GSA Annual Meeting in Indianapolis, Indiana, USA - 2018

Paper No. 40-3
Presentation Time: 9:00 AM-5:30 PM


HUNTLEY, John Warren, Geological Sciences, University of Missouri, 101 Geological Sciences Building, Columbia, MO 65211 and JACOBS, Gabriel, Geological Sciences, University of Missouri, Office 101 Geological Sciences, Columbia, MO 65211

Parasitism interactions in the fossil record remain sparsely sampled, due in large part to poor preservation potential of most parasitic taxa, but can be studied from malformations and bioerosional traces left on mineralized hosts such as bivalves. Increased parasitism pressure in coastal and nearshore settings corresponding to sea level rise, as previous studies have suggested, have implications for ecological impacts of ongoing eustatic sea level rise as the result of warming. Ecological responses to past episodes of sea level change can be inferred from the fossil record, but time-averaging of beds tends to obscure short-term trends in parasitism pressure. However, temporally brief deposits can mitigate this problem, enabling assessment of parasitism with relatively high resolution and allowing testing of the hypothesized link between sea level rise and increased prevalence of trematode parasitism in bivalves. Such temporally restricted beds are known from sites in Puget Sound, where latest Pleistocene glaciomarine drift deposits from brief periods of high sea level are bounded by terrestrial sediments.

Bulk samples were taken from shell beds at two sites on Whidbey Island, Washington: Ebey’s Landing and Monroe’s Landing. Death assemblages were also sampled at the latter and at an additional nearby site, Double Bluff Beach. Six genera of bivalves were recovered from shell beds and death assemblages: Tresus (Mactridae), Saxidomus (Veneridae), Leukoma (Veneridae), Mytilus (Mytilidae), Clinocardium (Cardiidae), and Ostrea (Ostreidae). An additional two introduced genera were recovered only from death assemblages: Ruditapes (Veneridae) and Nuttalia (Psammobiidae). Totals of unique individuals were scored for each genus, providing a snapshot of community structure, and shells were inspected for pitting and blistering indicative of digenean trematode infestation.

Paleoecology of the sampled beds is inferred from relative abundances of different taxa in the shell beds, taking into account infaunal, unattached, and cementing life habits as indicators of depositional environment.

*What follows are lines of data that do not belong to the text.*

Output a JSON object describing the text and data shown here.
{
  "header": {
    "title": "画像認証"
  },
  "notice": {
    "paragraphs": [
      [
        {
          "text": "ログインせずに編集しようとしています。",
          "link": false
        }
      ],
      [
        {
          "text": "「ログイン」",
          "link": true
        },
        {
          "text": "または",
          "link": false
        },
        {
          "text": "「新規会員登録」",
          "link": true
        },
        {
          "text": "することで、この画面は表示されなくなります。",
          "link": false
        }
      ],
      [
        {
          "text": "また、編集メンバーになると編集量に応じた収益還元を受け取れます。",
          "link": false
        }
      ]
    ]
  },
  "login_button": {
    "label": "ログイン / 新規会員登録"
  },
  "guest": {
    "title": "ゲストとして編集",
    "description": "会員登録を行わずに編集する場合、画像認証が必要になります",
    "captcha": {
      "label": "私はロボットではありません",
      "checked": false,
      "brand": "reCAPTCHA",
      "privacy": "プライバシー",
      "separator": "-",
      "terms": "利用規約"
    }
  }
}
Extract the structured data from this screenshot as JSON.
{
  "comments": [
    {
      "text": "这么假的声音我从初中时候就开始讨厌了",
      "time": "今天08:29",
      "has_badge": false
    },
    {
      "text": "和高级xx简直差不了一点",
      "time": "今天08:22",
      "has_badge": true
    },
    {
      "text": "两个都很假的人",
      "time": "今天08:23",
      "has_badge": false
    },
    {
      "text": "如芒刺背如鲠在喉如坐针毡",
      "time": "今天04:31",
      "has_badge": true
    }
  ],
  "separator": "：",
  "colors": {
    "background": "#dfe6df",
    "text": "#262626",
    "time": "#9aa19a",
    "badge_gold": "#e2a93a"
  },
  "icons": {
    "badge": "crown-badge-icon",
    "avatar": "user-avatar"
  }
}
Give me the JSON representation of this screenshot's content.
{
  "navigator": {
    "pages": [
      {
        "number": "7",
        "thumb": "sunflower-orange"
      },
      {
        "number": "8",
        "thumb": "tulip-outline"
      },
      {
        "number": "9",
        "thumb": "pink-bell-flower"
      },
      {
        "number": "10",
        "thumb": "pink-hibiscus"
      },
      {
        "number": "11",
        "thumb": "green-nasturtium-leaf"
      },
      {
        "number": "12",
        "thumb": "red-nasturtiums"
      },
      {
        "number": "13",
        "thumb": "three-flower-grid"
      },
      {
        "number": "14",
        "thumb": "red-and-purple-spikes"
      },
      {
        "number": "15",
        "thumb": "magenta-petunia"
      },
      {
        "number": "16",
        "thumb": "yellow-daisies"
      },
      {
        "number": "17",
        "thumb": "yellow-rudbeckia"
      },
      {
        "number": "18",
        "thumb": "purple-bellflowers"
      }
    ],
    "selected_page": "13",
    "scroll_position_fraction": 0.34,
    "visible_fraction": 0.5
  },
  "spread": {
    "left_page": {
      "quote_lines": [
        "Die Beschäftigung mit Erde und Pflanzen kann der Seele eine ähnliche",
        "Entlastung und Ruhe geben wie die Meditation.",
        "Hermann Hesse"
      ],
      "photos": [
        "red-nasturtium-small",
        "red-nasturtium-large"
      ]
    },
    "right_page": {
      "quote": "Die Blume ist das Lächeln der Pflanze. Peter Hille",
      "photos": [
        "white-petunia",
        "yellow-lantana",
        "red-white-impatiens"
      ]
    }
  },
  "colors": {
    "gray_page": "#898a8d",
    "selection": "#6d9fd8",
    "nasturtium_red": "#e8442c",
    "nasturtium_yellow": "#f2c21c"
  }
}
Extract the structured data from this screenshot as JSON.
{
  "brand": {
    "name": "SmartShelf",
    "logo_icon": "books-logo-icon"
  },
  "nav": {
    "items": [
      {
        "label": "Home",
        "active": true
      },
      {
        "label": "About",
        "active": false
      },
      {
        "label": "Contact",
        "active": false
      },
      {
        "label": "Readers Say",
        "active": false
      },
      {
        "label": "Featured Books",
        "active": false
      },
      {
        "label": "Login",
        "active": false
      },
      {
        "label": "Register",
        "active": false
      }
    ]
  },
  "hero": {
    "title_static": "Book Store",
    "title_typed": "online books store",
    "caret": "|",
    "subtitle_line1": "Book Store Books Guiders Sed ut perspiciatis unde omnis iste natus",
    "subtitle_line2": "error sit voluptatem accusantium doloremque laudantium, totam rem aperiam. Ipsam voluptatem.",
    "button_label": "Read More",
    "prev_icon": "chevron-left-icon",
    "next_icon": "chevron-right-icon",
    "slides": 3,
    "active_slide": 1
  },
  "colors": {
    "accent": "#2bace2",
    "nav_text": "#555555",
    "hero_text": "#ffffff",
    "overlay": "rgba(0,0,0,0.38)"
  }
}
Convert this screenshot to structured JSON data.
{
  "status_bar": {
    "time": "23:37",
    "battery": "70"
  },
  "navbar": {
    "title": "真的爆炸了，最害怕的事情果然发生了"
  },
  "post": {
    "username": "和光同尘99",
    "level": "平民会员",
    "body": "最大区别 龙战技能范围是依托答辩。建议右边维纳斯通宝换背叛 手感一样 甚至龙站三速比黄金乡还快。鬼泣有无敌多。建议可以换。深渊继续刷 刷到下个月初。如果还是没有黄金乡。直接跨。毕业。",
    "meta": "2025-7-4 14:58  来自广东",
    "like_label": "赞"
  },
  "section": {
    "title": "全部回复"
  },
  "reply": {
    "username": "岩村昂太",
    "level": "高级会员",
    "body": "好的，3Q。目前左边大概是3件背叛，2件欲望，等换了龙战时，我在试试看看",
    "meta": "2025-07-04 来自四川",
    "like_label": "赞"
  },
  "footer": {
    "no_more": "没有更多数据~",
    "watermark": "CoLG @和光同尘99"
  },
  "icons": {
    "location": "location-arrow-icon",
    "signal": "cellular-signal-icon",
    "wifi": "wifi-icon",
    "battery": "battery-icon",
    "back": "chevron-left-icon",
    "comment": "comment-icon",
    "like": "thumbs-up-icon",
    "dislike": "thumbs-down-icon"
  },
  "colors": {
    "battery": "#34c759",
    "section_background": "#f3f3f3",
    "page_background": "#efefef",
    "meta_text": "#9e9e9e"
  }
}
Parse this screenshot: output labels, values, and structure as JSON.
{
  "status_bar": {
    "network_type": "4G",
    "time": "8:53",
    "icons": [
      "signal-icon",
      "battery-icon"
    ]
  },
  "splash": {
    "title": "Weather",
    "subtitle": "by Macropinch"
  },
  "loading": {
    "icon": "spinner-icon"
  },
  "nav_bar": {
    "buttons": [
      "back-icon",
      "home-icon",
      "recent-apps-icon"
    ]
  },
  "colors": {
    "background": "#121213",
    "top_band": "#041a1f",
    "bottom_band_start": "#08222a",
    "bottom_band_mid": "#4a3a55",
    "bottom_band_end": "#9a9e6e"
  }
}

Trematode prevalence in modern death assemblages and in beds during episodes of sea level rise (including published data) are compared to test the apparent link between rising seas and increased parasitism.